Annenberg Radio

The return to high school sports

High school athletes across the nation struggles mentally and physically without sports, but Andie Pomeroy managed to stay dedicated to be ready when allowed to return to play.

COVID-19 shut down sports in March of 2020, many high school student-athletes across the country struggled. They urged to play the sports they loved so much, but could not do so. Almost a year later, the California Interscholastic Federation announced in February 2021 that outdoor sports could have a season. With health and safety protocols in place, student-athletes were finally allowed to get back to the field. Ava Brand has more on high school athletes and their passion to play.


After driving aimlessly past the turf field and a summer of virtual workouts under the Southern California sun, Foothill High School’s Andie Pomeroy did not know if safety guidelines would allow her to play her senior season.

“I feel like I was just disappointed, I guess. But also, just like I don’t know, I feel like it’s so hard to put it into words, but I feel like I was just like it didn’t feel real.”

Pomeroy, one of the fiercest players on her team, had been dreaming of her senior night at Northrup Stadium since she was a freshman on the varsity team. It would be a night to celebrate her hard work the past four years and all of the success she had in her lacrosse career. Pomeroy and her coach optimistically scheduled practices beginning in September to help keep the team connected. They had to follow COVID-19 protocols, which included wearing masks and not implementing contact drills.

“We did no contact drills and were all still wearing masks. Like we couldn’t even do seven on seven on attack.”

The team understood that one positive case could strip away the luxury of practicing during COVID.

Cristina Rodriguez, Pomeroy’s coach, knows the pain of having a season taken away.

“We did a really good job of staying on top of all of the protocols that we had to so we could stay on the field. So, you know, it’s been challenging. I’ve had to revamp a lot of my playbooks and practice plans to keep noncontact, socially distanced drills.”

With these struggles in mind, Rodriguez still tried to keep a forward-looking mentality.

“I was trying to keep a really positive mindset to keep the girls and parents and, you know, just the whole Foothill community in a positive mindset.”

Even under these circumstances and still not knowing if they could officially have a season, Pomeroy was just happy to be back out on the field and practicing with her teammates.

“I just love the sport and the team so much that, like, I was like we were all so happy to get back on the field. I think we’re all really grateful to be able to practice at all when the time finally came. The vibes are good. I think everybody is happy to be there.”

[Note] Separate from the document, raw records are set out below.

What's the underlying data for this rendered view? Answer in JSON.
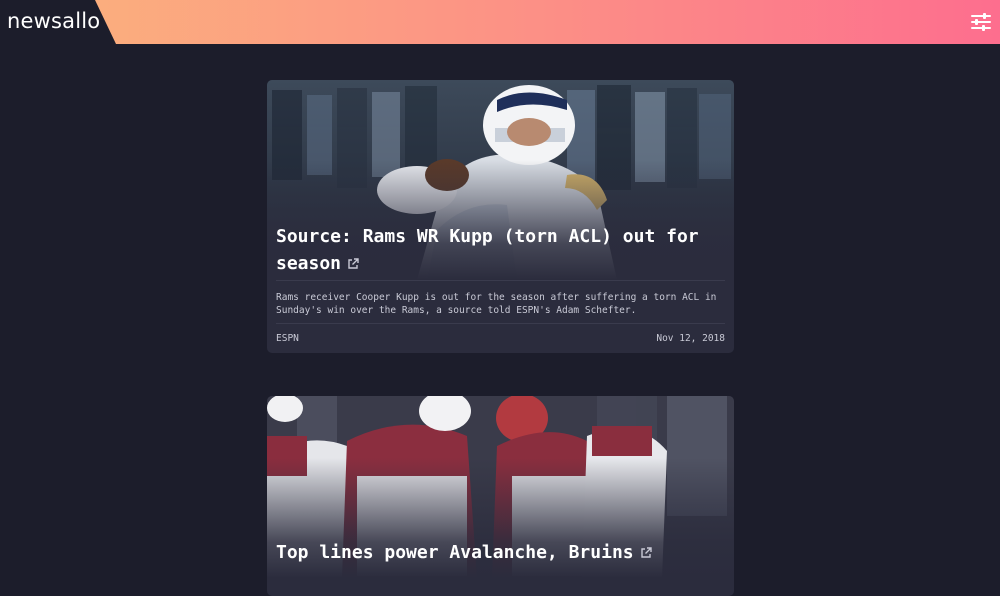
{
  "header": {
    "logo": "newsallo",
    "settings_icon": "sliders-icon",
    "gradient": [
      "#fbb47c",
      "#fd6e8e"
    ]
  },
  "articles": [
    {
      "title": "Source: Rams WR Kupp (torn ACL) out for season",
      "summary": "Rams receiver Cooper Kupp is out for the season after suffering a torn ACL in Sunday's win over the Rams, a source told ESPN's Adam Schefter.",
      "source": "ESPN",
      "date": "Nov 12, 2018"
    },
    {
      "title": "Top lines power Avalanche, Bruins"
    }
  ],
  "colors": {
    "background": "#1c1d2b",
    "card": "#2b2c3d"
  }
}
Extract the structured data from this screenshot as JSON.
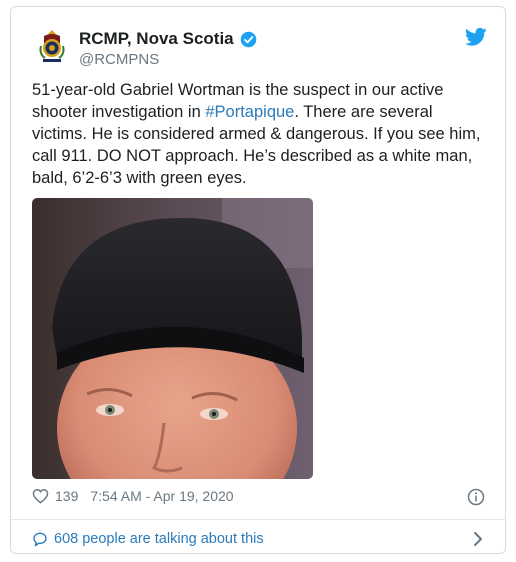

“I think it’s good for my health. It’s good for their health socially, mentally. We’re just happy to be out there in any regards.”

After months of practicing with so many question marks regarding their season, the California Interscholastic Federation finally announced in February that outdoor sports could resume.

“I remember like we were all talking about it in our group chat just like being really excited about it.”

Heading into her senior year, Pomeroy says she is going to think about the days she spent working endlessly in practice and make sure to appreciate every moment she has left as a Foothill Knight.

“I really just want to have fun. Like, since we didn’t get a season last year, I’m totally not going to take it for granted this time. I’m just really excited to, you know, play with the people that I’ve been playing with for so long again.”

Pomeroy’s lacrosse journey won’t end here, though. She will be playing Division 1 lacrosse for the University of Cincinnati and cannot wait to become a Bearcat.

“Being introduced to a whole new team is always fun, even though it’s always scary just because you get to, you know, experience an entire new dynamic. And I love my coaches, too, in the university itself.”

Her love for sprinting down the field and scoring goals kept Pomeroy motivated to practice in a year full of ups and downs. While waiting for confirmation that they could have a season was not fun, Pomeroy learned to value the connection she has with her teammates and to appreciate all the moments she has on the field.